Dataset entries:
━━━━━━━━━━━━━━━━━━━━
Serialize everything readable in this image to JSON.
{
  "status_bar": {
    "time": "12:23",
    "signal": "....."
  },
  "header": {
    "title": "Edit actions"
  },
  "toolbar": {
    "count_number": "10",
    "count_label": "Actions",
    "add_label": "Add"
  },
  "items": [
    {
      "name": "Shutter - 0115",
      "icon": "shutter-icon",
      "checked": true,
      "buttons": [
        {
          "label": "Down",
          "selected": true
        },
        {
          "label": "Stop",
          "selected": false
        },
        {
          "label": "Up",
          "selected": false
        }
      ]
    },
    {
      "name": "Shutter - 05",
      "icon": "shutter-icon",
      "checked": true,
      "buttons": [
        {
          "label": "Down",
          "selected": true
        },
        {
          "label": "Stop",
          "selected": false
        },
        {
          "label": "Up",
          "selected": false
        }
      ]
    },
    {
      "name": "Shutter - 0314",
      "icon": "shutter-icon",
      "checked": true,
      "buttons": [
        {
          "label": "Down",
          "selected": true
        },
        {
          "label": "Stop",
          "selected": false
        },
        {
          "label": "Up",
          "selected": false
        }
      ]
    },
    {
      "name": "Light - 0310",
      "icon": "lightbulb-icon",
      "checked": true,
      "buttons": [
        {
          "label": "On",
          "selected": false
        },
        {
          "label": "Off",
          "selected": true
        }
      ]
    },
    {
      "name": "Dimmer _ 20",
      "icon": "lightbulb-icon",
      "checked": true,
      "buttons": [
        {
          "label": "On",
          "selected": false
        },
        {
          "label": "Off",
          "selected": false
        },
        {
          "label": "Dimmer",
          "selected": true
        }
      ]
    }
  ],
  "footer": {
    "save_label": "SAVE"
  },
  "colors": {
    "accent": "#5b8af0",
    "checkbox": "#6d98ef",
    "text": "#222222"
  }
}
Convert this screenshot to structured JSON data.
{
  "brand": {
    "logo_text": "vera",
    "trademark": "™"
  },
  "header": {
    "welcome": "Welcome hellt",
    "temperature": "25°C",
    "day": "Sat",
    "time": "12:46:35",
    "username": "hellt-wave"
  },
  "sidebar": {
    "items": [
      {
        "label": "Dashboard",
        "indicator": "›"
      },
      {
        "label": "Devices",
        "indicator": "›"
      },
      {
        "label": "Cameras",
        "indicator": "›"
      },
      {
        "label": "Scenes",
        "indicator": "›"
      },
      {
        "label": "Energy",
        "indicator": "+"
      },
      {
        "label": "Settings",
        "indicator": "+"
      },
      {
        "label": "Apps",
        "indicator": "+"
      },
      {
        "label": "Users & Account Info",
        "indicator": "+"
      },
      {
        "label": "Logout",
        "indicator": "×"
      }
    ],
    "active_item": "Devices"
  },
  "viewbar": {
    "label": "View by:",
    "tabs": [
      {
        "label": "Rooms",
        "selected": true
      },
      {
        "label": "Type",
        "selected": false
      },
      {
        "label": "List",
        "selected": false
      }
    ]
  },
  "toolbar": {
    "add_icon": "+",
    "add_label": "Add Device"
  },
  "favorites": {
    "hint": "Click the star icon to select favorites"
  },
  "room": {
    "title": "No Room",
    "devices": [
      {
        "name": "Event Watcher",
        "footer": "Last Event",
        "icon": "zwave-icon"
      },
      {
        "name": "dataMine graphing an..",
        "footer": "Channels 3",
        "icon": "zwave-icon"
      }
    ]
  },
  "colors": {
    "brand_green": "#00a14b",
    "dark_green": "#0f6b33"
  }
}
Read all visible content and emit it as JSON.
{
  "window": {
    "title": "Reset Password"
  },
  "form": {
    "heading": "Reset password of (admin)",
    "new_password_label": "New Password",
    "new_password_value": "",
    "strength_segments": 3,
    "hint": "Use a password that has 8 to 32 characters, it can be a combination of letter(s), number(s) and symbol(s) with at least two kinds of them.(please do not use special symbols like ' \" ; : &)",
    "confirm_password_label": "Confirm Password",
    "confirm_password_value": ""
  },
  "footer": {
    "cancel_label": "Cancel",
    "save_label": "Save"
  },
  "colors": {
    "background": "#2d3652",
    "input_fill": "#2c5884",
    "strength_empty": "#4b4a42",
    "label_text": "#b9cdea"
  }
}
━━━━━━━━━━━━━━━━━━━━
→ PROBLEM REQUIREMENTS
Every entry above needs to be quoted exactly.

→ ANSWER FOR THE TASK
Serialize everything readable in this image to JSON.
{
  "status_bar": {
    "time": "12:23",
    "signal": "....."
  },
  "header": {
    "title": "Edit actions"
  },
  "toolbar": {
    "count_number": "10",
    "count_label": "Actions",
    "add_label": "Add"
  },
  "items": [
    {
      "name": "Shutter - 0115",
      "icon": "shutter-icon",
      "checked": true,
      "buttons": [
        {
          "label": "Down",
          "selected": true
        },
        {
          "label": "Stop",
          "selected": false
        },
        {
          "label": "Up",
          "selected": false
        }
      ]
    },
    {
      "name": "Shutter - 05",
      "icon": "shutter-icon",
      "checked": true,
      "buttons": [
        {
          "label": "Down",
          "selected": true
        },
        {
          "label": "Stop",
          "selected": false
        },
        {
          "label": "Up",
          "selected": false
        }
      ]
    },
    {
      "name": "Shutter - 0314",
      "icon": "shutter-icon",
      "checked": true,
      "buttons": [
        {
          "label": "Down",
          "selected": true
        },
        {
          "label": "Stop",
          "selected": false
        },
        {
          "label": "Up",
          "selected": false
        }
      ]
    },
    {
      "name": "Light - 0310",
      "icon": "lightbulb-icon",
      "checked": true,
      "buttons": [
        {
          "label": "On",
          "selected": false
        },
        {
          "label": "Off",
          "selected": true
        }
      ]
    },
    {
      "name": "Dimmer _ 20",
      "icon": "lightbulb-icon",
      "checked": true,
      "buttons": [
        {
          "label": "On",
          "selected": false
        },
        {
          "label": "Off",
          "selected": false
        },
        {
          "label": "Dimmer",
          "selected": true
        }
      ]
    }
  ],
  "footer": {
    "save_label": "SAVE"
  },
  "colors": {
    "accent": "#5b8af0",
    "checkbox": "#6d98ef",
    "text": "#222222"
  }
}
Convert this screenshot to structured JSON data.
{
  "brand": {
    "logo_text": "vera",
    "trademark": "™"
  },
  "header": {
    "welcome": "Welcome hellt",
    "temperature": "25°C",
    "day": "Sat",
    "time": "12:46:35",
    "username": "hellt-wave"
  },
  "sidebar": {
    "items": [
      {
        "label": "Dashboard",
        "indicator": "›"
      },
      {
        "label": "Devices",
        "indicator": "›"
      },
      {
        "label": "Cameras",
        "indicator": "›"
      },
      {
        "label": "Scenes",
        "indicator": "›"
      },
      {
        "label": "Energy",
        "indicator": "+"
      },
      {
        "label": "Settings",
        "indicator": "+"
      },
      {
        "label": "Apps",
        "indicator": "+"
      },
      {
        "label": "Users & Account Info",
        "indicator": "+"
      },
      {
        "label": "Logout",
        "indicator": "×"
      }
    ],
    "active_item": "Devices"
  },
  "viewbar": {
    "label": "View by:",
    "tabs": [
      {
        "label": "Rooms",
        "selected": true
      },
      {
        "label": "Type",
        "selected": false
      },
      {
        "label": "List",
        "selected": false
      }
    ]
  },
  "toolbar": {
    "add_icon": "+",
    "add_label": "Add Device"
  },
  "favorites": {
    "hint": "Click the star icon to select favorites"
  },
  "room": {
    "title": "No Room",
    "devices": [
      {
        "name": "Event Watcher",
        "footer": "Last Event",
        "icon": "zwave-icon"
      },
      {
        "name": "dataMine graphing an..",
        "footer": "Channels 3",
        "icon": "zwave-icon"
      }
    ]
  },
  "colors": {
    "brand_green": "#00a14b",
    "dark_green": "#0f6b33"
  }
}
Read all visible content and emit it as JSON.
{
  "window": {
    "title": "Reset Password"
  },
  "form": {
    "heading": "Reset password of (admin)",
    "new_password_label": "New Password",
    "new_password_value": "",
    "strength_segments": 3,
    "hint": "Use a password that has 8 to 32 characters, it can be a combination of letter(s), number(s) and symbol(s) with at least two kinds of them.(please do not use special symbols like ' \" ; : &)",
    "confirm_password_label": "Confirm Password",
    "confirm_password_value": ""
  },
  "footer": {
    "cancel_label": "Cancel",
    "save_label": "Save"
  },
  "colors": {
    "background": "#2d3652",
    "input_fill": "#2c5884",
    "strength_empty": "#4b4a42",
    "label_text": "#b9cdea"
  }
}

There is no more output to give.